The Apalachee River has something to offer just about
anyone. The bass, crappie, white bass, catfish, and bream fishing can be
spectacular (even more so once you've figured out the best stretches to fish)!
The Apalachee also contains plenty of exciting rapids for whitewater enthusiasts
and some swampy areas that I doubt have ever been seriously fished. The Apalachee can be a
source of frustration, however, for those who attempt the wrong float. Read on
and GRF will try to steer you to the type of water your looking for.
The Apalachee provided dinner in the
form of some nice crappie on this early spring trip.
The Apalachee starts in Gwinnett County and forms the
border between Gwinnett, Walton, Barrow, Oconee, Greene, and Morgan Counties on
it's journey to Lake Oconee, where it joins up with the Oconee River. While
sections of the Apalachee north of GA 78 are canoeable, the river's small size,
abundance of downed trees, and stretches of swamp make the upper river more
suitable for wading.
Between GA 78 and Lake Oconee, there are three dams that
boaters should be aware of. One is just north of Snow's Mill Road and the other
two are just above and just below GA 186 in the town of North High Shoals. All
of these dams are a pain to portage, but nobody ever said this was going to be
easy. The dams provide an opportunity for fishermen, however, because they back
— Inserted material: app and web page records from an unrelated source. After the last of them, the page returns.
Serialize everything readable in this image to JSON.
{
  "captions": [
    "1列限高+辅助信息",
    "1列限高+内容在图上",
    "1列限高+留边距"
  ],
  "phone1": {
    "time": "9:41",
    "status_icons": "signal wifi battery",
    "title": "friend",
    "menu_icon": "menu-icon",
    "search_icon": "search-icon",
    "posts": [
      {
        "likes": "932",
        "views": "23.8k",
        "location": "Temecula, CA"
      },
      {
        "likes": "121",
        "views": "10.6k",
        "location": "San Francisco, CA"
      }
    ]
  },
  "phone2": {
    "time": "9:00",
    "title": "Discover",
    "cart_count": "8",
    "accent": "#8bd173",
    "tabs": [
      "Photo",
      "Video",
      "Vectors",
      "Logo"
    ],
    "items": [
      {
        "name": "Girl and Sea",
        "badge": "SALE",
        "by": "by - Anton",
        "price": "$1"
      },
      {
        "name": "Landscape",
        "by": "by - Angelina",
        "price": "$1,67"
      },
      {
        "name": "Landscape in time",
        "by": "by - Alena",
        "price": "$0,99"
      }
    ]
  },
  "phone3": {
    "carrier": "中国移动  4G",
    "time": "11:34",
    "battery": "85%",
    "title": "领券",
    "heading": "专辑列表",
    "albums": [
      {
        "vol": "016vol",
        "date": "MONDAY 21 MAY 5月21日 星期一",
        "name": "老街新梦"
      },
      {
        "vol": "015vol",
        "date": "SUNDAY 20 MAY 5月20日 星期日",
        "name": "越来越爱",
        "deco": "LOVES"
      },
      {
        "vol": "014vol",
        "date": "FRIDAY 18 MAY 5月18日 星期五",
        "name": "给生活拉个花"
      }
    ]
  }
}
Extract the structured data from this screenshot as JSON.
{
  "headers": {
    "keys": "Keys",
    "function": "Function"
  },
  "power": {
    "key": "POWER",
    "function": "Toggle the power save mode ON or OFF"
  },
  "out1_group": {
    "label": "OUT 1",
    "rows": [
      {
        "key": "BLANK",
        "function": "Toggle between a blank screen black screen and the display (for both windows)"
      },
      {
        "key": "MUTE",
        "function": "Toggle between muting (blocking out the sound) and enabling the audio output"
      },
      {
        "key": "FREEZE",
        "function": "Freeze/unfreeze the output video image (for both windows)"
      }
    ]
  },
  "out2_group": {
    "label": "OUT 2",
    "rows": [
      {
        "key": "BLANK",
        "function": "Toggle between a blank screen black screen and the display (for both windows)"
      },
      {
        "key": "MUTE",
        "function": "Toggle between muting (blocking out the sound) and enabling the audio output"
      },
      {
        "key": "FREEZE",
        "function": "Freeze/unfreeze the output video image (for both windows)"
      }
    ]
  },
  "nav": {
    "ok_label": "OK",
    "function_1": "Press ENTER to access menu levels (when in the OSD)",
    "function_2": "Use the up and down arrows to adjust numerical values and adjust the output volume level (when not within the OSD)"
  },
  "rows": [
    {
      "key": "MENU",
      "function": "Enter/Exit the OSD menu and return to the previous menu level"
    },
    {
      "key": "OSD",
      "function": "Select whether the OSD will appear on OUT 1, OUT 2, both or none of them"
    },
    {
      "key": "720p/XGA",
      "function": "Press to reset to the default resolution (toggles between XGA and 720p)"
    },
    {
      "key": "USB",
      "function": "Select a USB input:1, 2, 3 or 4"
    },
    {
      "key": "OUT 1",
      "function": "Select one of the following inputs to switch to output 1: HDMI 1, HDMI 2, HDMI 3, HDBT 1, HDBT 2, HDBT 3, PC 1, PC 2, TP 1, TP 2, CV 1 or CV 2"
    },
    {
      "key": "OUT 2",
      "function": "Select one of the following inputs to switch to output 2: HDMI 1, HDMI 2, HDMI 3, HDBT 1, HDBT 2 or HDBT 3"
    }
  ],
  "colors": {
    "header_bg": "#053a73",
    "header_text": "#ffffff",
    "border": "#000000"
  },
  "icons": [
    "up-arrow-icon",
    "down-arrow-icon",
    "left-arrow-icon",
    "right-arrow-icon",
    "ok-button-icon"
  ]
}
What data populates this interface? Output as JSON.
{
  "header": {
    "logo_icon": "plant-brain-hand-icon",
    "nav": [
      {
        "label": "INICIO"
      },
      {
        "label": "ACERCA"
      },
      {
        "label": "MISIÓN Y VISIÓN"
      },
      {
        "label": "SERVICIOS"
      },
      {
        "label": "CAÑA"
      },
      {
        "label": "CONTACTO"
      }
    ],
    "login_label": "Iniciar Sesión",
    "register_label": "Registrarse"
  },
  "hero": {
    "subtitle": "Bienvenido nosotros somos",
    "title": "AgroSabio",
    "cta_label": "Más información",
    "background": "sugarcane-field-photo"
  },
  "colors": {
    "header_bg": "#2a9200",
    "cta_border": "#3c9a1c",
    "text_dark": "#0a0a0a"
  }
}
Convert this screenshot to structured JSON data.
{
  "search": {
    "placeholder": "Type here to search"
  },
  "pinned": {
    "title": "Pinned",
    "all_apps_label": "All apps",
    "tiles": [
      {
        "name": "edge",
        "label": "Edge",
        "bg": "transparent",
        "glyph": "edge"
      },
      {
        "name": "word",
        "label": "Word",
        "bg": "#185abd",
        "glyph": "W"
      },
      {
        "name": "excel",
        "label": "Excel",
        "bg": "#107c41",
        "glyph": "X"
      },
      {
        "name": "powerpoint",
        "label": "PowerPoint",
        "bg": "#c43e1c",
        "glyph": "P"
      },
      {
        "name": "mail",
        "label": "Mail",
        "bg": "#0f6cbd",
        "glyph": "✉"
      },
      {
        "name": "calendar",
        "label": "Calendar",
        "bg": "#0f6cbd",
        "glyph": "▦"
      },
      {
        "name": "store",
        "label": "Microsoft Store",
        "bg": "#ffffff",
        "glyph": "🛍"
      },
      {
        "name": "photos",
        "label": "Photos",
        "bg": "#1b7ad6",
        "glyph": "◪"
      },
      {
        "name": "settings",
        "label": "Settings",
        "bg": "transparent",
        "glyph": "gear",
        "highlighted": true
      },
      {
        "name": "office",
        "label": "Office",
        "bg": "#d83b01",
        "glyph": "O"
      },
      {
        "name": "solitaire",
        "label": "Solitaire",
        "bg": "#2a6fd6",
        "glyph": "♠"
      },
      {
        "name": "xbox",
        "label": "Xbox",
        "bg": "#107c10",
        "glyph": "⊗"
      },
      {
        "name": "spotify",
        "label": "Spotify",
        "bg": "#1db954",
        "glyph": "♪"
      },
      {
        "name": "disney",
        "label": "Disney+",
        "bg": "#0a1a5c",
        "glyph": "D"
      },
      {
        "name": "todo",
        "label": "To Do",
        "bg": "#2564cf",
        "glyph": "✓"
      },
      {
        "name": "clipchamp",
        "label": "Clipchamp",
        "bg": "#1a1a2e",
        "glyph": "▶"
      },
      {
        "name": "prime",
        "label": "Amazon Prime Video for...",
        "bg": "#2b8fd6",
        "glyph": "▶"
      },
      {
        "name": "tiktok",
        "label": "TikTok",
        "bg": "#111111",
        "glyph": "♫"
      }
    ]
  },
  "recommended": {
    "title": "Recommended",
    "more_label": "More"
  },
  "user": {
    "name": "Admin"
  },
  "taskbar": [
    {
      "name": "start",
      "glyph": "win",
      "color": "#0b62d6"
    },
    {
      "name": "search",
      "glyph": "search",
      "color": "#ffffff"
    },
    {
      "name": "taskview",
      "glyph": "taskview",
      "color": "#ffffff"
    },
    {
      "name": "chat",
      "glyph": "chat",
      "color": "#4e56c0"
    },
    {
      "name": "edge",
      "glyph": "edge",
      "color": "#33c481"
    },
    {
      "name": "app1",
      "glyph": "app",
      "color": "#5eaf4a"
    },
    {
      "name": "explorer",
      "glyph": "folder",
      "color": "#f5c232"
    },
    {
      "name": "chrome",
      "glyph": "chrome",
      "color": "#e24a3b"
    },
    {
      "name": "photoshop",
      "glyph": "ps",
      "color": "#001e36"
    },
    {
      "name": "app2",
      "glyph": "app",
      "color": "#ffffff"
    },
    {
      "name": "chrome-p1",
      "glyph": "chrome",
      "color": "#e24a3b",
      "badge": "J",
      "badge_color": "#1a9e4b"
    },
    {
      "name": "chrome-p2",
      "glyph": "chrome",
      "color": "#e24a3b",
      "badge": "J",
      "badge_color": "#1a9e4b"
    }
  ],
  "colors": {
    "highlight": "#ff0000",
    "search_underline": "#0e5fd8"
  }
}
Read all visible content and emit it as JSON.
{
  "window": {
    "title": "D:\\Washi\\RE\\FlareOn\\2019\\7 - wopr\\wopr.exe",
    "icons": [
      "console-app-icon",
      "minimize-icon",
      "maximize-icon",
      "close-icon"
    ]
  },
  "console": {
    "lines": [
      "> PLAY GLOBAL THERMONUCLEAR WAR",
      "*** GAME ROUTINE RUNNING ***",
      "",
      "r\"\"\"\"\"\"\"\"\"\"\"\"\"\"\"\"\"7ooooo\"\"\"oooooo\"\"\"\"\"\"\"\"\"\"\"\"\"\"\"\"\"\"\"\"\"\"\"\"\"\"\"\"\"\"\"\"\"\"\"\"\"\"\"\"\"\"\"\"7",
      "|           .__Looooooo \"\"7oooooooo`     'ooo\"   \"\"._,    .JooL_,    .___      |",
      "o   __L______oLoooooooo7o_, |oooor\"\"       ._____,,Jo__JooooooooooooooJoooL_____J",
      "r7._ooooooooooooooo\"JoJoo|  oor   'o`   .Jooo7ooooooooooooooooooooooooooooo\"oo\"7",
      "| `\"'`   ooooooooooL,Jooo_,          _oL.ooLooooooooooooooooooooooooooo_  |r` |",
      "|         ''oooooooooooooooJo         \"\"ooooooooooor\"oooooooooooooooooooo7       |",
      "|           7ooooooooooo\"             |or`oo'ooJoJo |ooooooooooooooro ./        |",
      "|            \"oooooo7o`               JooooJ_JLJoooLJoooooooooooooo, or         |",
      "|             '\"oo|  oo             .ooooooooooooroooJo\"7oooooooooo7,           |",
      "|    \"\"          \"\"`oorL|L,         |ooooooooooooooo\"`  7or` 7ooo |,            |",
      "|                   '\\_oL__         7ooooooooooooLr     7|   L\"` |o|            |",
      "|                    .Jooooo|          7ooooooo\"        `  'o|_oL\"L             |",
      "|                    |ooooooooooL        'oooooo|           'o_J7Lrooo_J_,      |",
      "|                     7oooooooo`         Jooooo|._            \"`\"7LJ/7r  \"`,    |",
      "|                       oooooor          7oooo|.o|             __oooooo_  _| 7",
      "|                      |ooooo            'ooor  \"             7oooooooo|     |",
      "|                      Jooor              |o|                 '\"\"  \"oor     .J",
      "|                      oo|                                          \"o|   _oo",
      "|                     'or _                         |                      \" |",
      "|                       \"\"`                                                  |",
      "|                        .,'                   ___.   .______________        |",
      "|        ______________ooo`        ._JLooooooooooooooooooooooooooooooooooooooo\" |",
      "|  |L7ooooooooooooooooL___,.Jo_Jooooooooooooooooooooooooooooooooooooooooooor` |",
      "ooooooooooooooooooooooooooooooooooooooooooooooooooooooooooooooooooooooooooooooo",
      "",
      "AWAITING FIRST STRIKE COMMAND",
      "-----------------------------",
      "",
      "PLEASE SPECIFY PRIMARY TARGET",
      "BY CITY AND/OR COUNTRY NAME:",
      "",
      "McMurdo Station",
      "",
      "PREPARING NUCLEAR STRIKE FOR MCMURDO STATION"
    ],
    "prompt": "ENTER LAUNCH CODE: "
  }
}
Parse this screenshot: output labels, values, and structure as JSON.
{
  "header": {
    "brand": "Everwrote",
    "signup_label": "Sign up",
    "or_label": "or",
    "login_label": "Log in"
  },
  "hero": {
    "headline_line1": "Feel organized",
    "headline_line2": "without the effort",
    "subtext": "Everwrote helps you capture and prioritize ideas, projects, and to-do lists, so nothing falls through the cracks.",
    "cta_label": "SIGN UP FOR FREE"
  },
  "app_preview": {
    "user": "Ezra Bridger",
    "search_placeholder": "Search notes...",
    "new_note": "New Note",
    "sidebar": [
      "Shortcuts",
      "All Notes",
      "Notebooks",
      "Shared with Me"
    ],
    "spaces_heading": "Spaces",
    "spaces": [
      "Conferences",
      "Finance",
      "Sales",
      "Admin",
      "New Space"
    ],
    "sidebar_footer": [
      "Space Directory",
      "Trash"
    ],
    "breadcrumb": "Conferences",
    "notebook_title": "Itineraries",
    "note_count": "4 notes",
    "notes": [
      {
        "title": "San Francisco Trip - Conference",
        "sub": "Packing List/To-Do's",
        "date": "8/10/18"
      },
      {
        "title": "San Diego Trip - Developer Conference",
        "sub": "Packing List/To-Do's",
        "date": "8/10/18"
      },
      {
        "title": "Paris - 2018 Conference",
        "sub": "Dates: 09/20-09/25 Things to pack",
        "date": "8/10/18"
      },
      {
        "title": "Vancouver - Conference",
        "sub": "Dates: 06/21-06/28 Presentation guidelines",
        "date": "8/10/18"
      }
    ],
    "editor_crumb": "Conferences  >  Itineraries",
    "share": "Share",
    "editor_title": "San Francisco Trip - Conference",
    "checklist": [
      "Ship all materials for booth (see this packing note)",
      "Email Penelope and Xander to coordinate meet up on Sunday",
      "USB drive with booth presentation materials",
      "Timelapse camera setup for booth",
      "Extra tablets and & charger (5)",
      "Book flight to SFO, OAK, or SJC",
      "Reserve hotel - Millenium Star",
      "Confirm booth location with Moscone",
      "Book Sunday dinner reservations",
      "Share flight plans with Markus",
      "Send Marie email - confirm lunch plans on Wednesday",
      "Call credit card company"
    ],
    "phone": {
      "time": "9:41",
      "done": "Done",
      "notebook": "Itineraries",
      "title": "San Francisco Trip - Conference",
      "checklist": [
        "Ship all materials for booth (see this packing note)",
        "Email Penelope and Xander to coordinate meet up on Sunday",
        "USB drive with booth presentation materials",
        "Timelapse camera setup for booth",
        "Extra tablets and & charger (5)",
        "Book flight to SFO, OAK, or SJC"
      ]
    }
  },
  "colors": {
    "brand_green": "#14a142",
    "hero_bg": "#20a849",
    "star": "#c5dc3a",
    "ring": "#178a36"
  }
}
up the river's flow, creating hotspots for crappie and all the other species
that prefer slacker water.
There are also a few rapids that deserve special mention.
The first is immediately below the dam located south of GA 186 at the town of
North high Shoals. Don't even think of trying to run these rapids, because the
last one is a doozy, a 15-foot slide down High Shoals Falls. The next big rapid
occurs just upstream of Price Mill Road. Price Mill Shoals can reach Class III
levels at high water and are pretty challenging any time. The last big shoals
(The Rocks) occur just downstream of GA 441 and can also reach Class III. If you
plan on fishing a section of the Apalachee that may require a portage or a good
bit of maneuvering, take a canoe. A jon boat will work fine for most parts of
The Apalachee provides some nice rapids and
some nice sunsets!
About two miles below the GA 441 bridge, the Apalachee
gets really swampy and pretty much remains this way all the way to Lake Oconee.
The river seems to keep splitting until you run out of water and it is common to
spend more time carrying your boat through here than paddling it. Despite the
hassle, some of this water is as bassy looking as you'll ever see!
Yes, the Apalachee can be a real pain. The fishing can
help ease some of that pain, however. The springtime crappie fishing on the
Apalachee can be tough to beat, and the white bass and hybrid runs are
underrated. People catch lots of bream and catfish and a friend and I once
caught 14 keeper bass in two hours on a January float trip!
Find the right parts of the Apalachee
and you can find some nice bass, too. Happy hunting!
The Apalachee generally runs about 45-60 feet wide and the water
is normally a bit stained. The current is generally moderate but can vary from
almost slack to faster than most people want to go. Development on the river
downstream of GA 78 is sparse, but the river still has siltation problems due
mainly to messy development in the Apalachee's upper reaches. I wouldn't
recommend this river after a heavy rain.
Finding the best fishing holes on the Apalachee can take a
few trips, and fishermen and boaters who neglect to do their homework can find
themselves in a mess (I know this firsthand). Before you make this trip, look
over some good maps and check out a few access points in person. Use the
information here and elsewhere on Georgia River Fishing to figure out which
stretch of the Apalachee best suits your purposes.